First and foremost, said Dr. Tallamy, a home for bugs is a matter of food security. “If the bees were to truly disappear, we would lose 80 percent of the plants,” he said. “That is not an option. That’s a huge problem for mankind.”
Jim Robbins is a frequent contributor to The New York Times and the author of “The Man Who Planted Trees.”

Wednesday, December 11, 2013

Eagles and Wind Industry

Subject: Eagles and Wind Industry
From: Thomas Salo 
Date: Tue, 10 Dec 2013 10:38:46 -0500
X-Message-Number: 1

You may have heard the recent media reports about the feds issuing 30 
year "take" permits for wind farms. This is from a current NAS Action 

/"We must act quickly to urge Interior Secretary Jewell to reverse a 
recent decision to grant 30-year eagle permits to the wind industry. 
Newer technology and siting information is available that could pose 
less risk to birds, but the Interior's action has put Bald and Golden 
Eagles at risk/." I hope you will take the time to click on the link and 
send a letter to the Interior Secretary.

As you may know, Delaware-Otsego Audubon Society recently stalled (or 
halted) a wind project in Walton, NY. For risk to eagles, we consider 
the site one of the worst places in New York to build such a project. 
During discussions with regulators, I was told USFWS was considering 
issuing a take permit for Bald Eagles for this project based on a 
fatally flawed eagle risk assessment.  I urge people to use the NAS 
action alert and/or send personalized comments. You can use the 
information on the South Mountain Wind Project below to personalize your 

If you would like detailed information about the egregious problems with 
the South Mountain Project in Walton risk assessment, feel free to 
contact me off the list.

Tom Salo

Tom Salo
5145 State Highway 51
West Burlington, NY 13482

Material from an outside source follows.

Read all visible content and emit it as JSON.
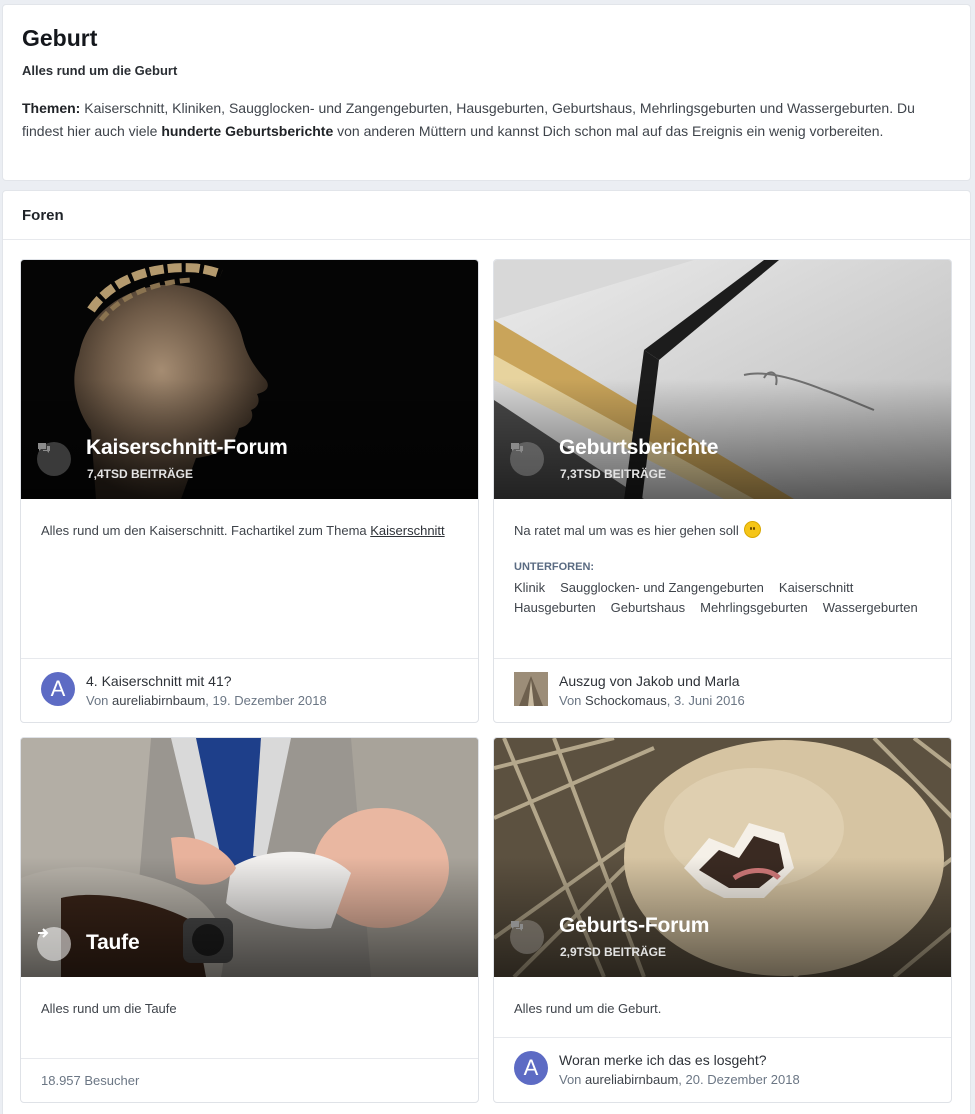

    WIND ENERGY PROJECTS were ignored, e.g. local bird clubs and hawk
    watches were not contacted as required.
  * Local hawk watch data - readily available on both local and national
    hawk count web sites - were ignored.
  * Golden Eagle was not included in the Environmental Assessment Form
    even though the project is in a fall and spring concentration area,
    and wintering birds are regular.
  * Bald Eagles nest very close to the project and concentrate around
    the adjacent Cannonsville Reservoir in winter.
  * After being directed by regulators to contact DOAS, the Franklin
    Mountain Hawk Watch, and Golden Eagle researchers tracking
    telemetered eagles, the developers failed to do so.
  * 40% of the GPS tracked Golden Eagles in eastern North America spent
    time within 10 miles of the project area.
  * The developer hired incompetent surveyors to record raptors. No
    Broad-winged Hawks were recorded in September when they are the most
    numerous and visible raptor in the sky. Broad-winged Hawks were
    recorded in early March a month before they arrived in New York.
    These are not the only troubling data.
  * The developer failed to adequately survey peaks of the spring and
    fall Golden Eagle migration.  Only 4 days were covered in November
    2012, and only one of those days had NW winds. Only 2 days were
    covered during the first 2 weeks of March - a spring migration peak.
  * No winter surveys were done. Winter risk assessment was based upon
    their faulty migration data.


Subject: Wind Farm 30yr Permitting
From: Larry Federman 
Date: Tue, 10 Dec 2013 11:26:43 -0500
X-Message-Number: 3

OK, the Snowies at JFK have a reprieve, thanks for all the support.  Here is a 
wider-ranging issue that needs immediate attention. There is a "Take Action" 
link in the article:

Here’s the direct link to the Action Alert:;jsessionid=93A828DA34981EB5C99FD958732790DA.app304a?pagename=homepage&page=UserAction&id=1549&autologin=true

Let’s get this spread as far and wide as possible!


Larry Federman
President, Northern Catskills Audubon Society, Inc.